    Klimo P Jr, Thompson CJ, Baird LC, Flannery AM: Pediatric hydrocephalus: systematic literature review and evidence-based guidelines. Part 7: Antibiotic-impregnated shunt systems versus conventional shunts in children: a systematic review and meta-analysis. J Neurosurg Pediatr 14 (Suppl 1):5359, 2014

    • Crossref
    • PubMed
    • Search Google Scholar
    • Export Citation
  • 16

    Kontny U, Höfling B, Gutjahr P, Voth D, Schwarz M, Schmitt HJ: CSF shunt infections in children. Infection 21:8992, 1993

  • 17

    Kulkarni AV, Drake JM, Lamberti-Pasculli M: Cerebrospinal fluid shunt infection: a prospective study of risk factors. J Neurosurg 94:195201, 2001

  • 18

    Langley JM, LeBlanc JC, Drake J, Milner R: Efficacy of antimicrobial prophylaxis in placement of cerebrospinal fluid shunts: meta-analysis. Clin Infect Dis 17:98103, 1993

    • Crossref
    • PubMed
    • Search Google Scholar
    • Export Citation
  • 19

    National Confidential Enquiry into Patient Outcome and Death: Investigation of Out of Hours Cases in the NHS. London: National Confidential Enquiry into Patient Outcome and Death, 2003 (http://www.ncepod.org.uk/2003report/Downloads/03_s08.pdf) [Accessed November 3, 2017]

    • Search Google Scholar
    • Export Citation
  • 20

    Nesvick CL, Khan NR, Mehta GU, Klimo P Jr: Image guidance in ventricular cerebrospinal fluid shunt catheter placement: a systematic review and meta-analysis. Neurosurgery 77:321331, 2015

    • Crossref
    • PubMed
    • Search Google Scholar
    • Export Citation
  • 21

    Park MK, Kim M, Park KS, Park SH, Hwang JH, Hwang SK: A retrospective analysis of ventriculoperitoneal shunt revision cases of a single institute. J Korean Neurosurg Soc 57:359363, 2015

    • Crossref
    • PubMed
    • Search Google Scholar
    • Export Citation
  • 22

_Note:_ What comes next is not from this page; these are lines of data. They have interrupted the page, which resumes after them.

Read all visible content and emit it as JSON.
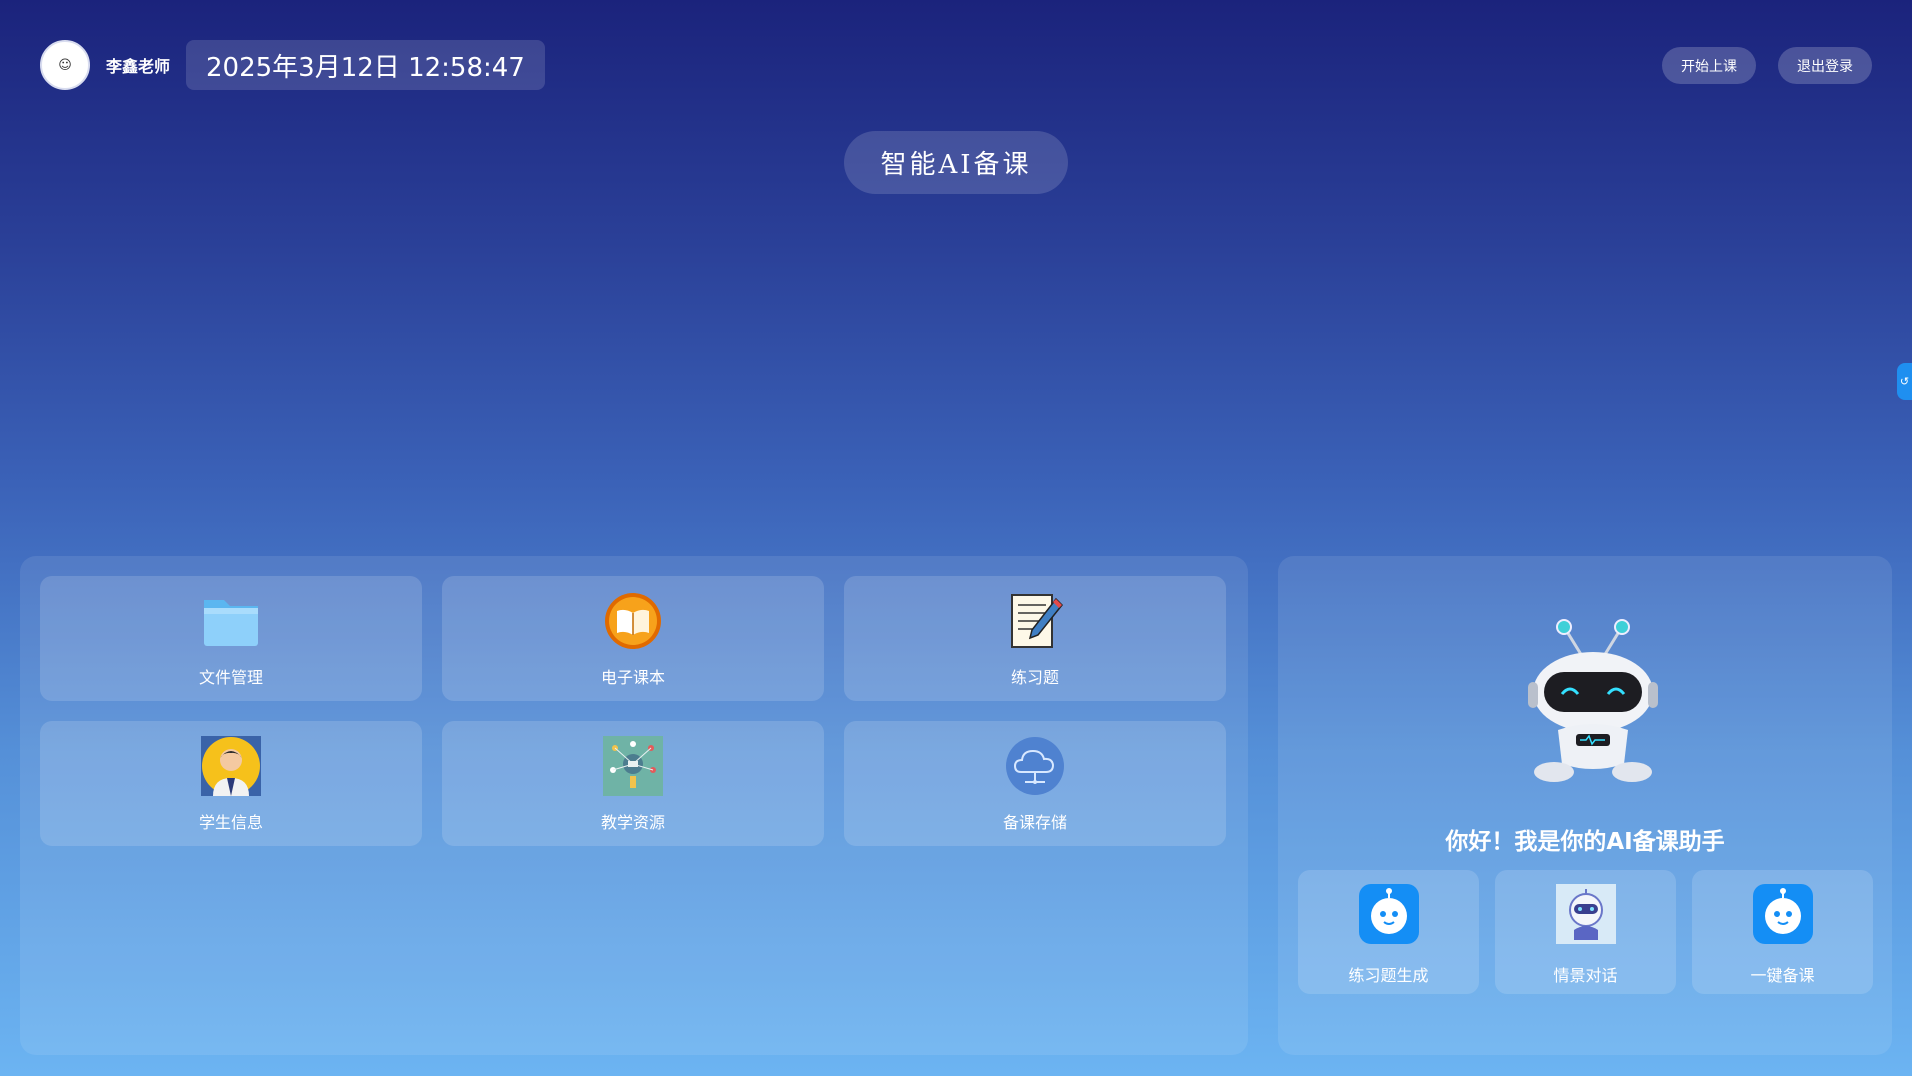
{
  "header": {
    "avatar_glyph": "☺",
    "teacher_name": "李鑫老师",
    "datetime": "2025年3月12日 12:58:47",
    "start_class_label": "开始上课",
    "logout_label": "退出登录"
  },
  "title": "智能AI备课",
  "side_tab_glyph": "↺",
  "tiles": [
    {
      "label": "文件管理",
      "icon": "folder-icon"
    },
    {
      "label": "电子课本",
      "icon": "book-icon"
    },
    {
      "label": "练习题",
      "icon": "notepad-pencil-icon"
    },
    {
      "label": "学生信息",
      "icon": "student-icon"
    },
    {
      "label": "教学资源",
      "icon": "resources-icon"
    },
    {
      "label": "备课存储",
      "icon": "cloud-icon"
    }
  ],
  "assistant": {
    "greeting": "你好！我是你的AI备课助手",
    "actions": [
      {
        "label": "练习题生成",
        "icon": "bot-icon"
      },
      {
        "label": "情景对话",
        "icon": "robot-avatar-icon"
      },
      {
        "label": "一键备课",
        "icon": "bot-icon"
      }
    ]
  },
  "colors": {
    "background_top": "#1b237c",
    "background_bottom": "#6cb4f2",
    "accent": "#1f8ff0"
  }
}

    Piatt JH Jr: Thirty-day outcomes of cerebrospinal fluid shunt surgery: data from the National Surgical Quality Improvement Program-Pediatrics. J Neurosurg Pediatr 14:179183, 2014

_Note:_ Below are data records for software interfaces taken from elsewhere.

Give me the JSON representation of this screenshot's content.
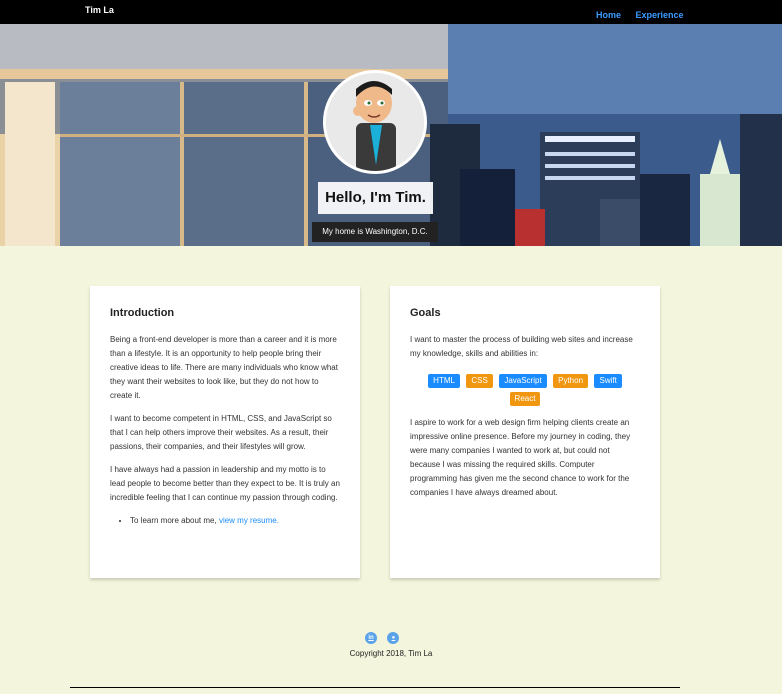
{
  "nav": {
    "brand": "Tim La",
    "links": [
      "Home",
      "Experience"
    ]
  },
  "hero": {
    "title": "Hello, I'm Tim.",
    "subtitle": "My home is Washington, D.C."
  },
  "intro": {
    "heading": "Introduction",
    "paragraphs": [
      "Being a front-end developer is more than a career and it is more than a lifestyle. It is an opportunity to help people bring their creative ideas to life. There are many individuals who know what they want their websites to look like, but they do not how to create it.",
      "I want to become competent in HTML, CSS, and JavaScript so that I can help others improve their websites. As a result, their passions, their companies, and their lifestyles will grow.",
      "I have always had a passion in leadership and my motto is to lead people to become better than they expect to be. It is truly an incredible feeling that I can continue my passion through coding."
    ],
    "bullet_text": "To learn more about me, ",
    "bullet_link": "view my resume."
  },
  "goals": {
    "heading": "Goals",
    "lead": "I want to master the process of building web sites and increase my knowledge, skills and abilities in:",
    "skills": [
      {
        "label": "HTML",
        "color": "#1a8cff"
      },
      {
        "label": "CSS",
        "color": "#f0960f"
      },
      {
        "label": "JavaScript",
        "color": "#1a8cff"
      },
      {
        "label": "Python",
        "color": "#f0960f"
      },
      {
        "label": "Swift",
        "color": "#1a8cff"
      },
      {
        "label": "React",
        "color": "#f0960f"
      }
    ],
    "body": "I aspire to work for a web design firm helping clients create an impressive online presence. Before my journey in coding, they were many companies I wanted to work at, but could not because I was missing the required skills. Computer programming has given me the second chance to work for the companies I have always dreamed about."
  },
  "footer": {
    "icons": [
      "linkedin-icon",
      "github-icon"
    ],
    "copyright": "Copyright 2018, Tim La"
  }
}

    • Crossref
    • PubMed
    • Search Google Scholar
    • Export Citation
  • 23

    Ratanalert S, Musikawat P, Oearsakul T, Saeheng S, Chowchuvech V: Non-shaved ventriculoperitoneal shunt in Thailand. J Clin Neurosci 12:147149, 2005

  • 24

    Reddy GK, Bollam P, Caldito G: Long-term outcomes of ventriculoperitoneal shunt surgery in patients with hydrocephalus. World Neurosurg 81:404410, 2014

  • 25

    Stein SC, Guo W: Have we made progress in preventing shunt failure? A critical analysis. J Neurosurg Pediatr 1:4047, 2008

  • 26

    Thomas R, Lee S, Patole S, Rao S: Antibiotic-impregnated catheters for the prevention of CSF shunt infections: a systematic review and meta-analysis. Br J Neurosurg 26:175184, 2012

    • Crossref
    • PubMed
    • Search Google Scholar
    • Export Citation
  • 27

    Tuli S, Drake J, Lawless J, Wigg M, Lamberti-Pasculli M: Risk factors for repeated cerebrospinal shunt failures in pediatric patients with hydrocephalus. J Neurosurg 92:3138, 2000

    • Crossref
    • PubMed
    • Search Google Scholar
    • Export Citation
  • 28

    Venable GT, Rossi NB, Morgan Jones G, Khan NR, Smalley ZS, Roberts ML, : The Preventable Shunt Revision Rate: a potential quality metric for pediatric shunt surgery. J Neurosurg Pediatr 18:715, 2016

    • Crossref
    • Search Google Scholar
    • Export Citation
  • 29

    Warf BC: Comparison of 1-year outcomes for the Chhabra and Codman-Hakim Micro Precision shunt systems in Uganda: a prospective study in 195 children. J Neurosurg 102 (4 Suppl):358362, 2005

    • PubMed
    • Search Google Scholar
    • Export Citation

Metrics

All Time Past Year Past 30 Days
Abstract Views 968 47 0
Full Text Views 778 468 41
PDF Downloads 489 231 22
EPUB Downloads 0 0 0